• [Work request]: Go through the records and report each line holding the string "Івана".

Listed records Block Start

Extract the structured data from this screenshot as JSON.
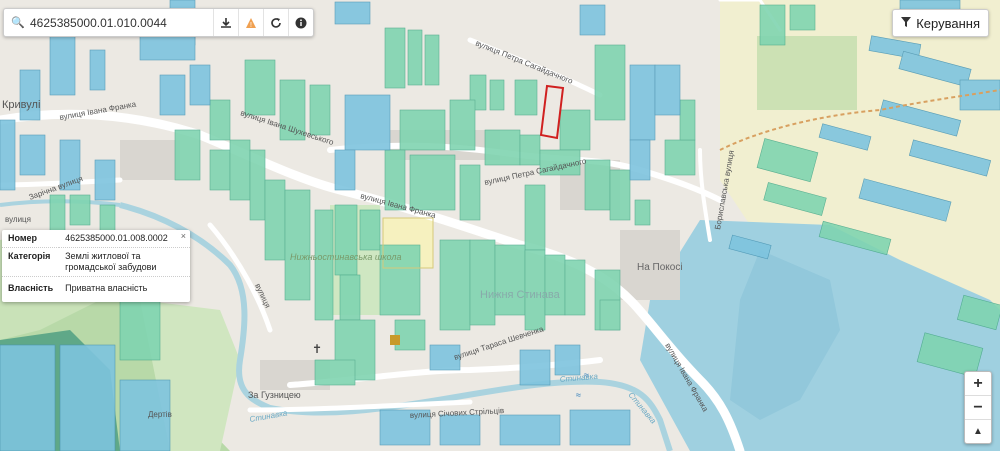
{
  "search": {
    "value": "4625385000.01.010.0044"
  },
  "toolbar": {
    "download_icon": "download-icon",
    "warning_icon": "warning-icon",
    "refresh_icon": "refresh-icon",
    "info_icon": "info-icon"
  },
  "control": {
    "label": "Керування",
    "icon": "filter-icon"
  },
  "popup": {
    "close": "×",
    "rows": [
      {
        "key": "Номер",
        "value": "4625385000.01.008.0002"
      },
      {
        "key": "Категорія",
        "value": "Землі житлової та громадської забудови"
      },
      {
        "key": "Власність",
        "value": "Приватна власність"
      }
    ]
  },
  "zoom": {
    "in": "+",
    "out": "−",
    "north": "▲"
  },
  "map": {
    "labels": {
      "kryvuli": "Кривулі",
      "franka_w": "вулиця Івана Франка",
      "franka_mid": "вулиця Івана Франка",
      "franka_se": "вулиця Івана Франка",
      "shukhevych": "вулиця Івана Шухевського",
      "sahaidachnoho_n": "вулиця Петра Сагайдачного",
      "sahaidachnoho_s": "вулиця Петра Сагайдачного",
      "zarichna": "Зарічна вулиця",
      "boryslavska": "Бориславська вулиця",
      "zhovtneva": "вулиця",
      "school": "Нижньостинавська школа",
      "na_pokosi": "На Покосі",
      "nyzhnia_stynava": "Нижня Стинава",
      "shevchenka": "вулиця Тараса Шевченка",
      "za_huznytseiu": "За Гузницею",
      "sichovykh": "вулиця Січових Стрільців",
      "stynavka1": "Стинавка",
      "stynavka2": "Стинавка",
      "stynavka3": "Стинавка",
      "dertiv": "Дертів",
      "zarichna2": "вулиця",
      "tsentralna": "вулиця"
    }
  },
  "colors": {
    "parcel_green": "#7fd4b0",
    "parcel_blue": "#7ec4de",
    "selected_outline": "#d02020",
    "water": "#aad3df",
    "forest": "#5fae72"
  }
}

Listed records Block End

• [Solution for this problem]:
      "franka_w": "вулиця Івана Франка",
      "franka_mid": "вулиця Івана Франка",
      "franka_se": "вулиця Івана Франка",
      "shukhevych": "вулиця Івана Шухевського",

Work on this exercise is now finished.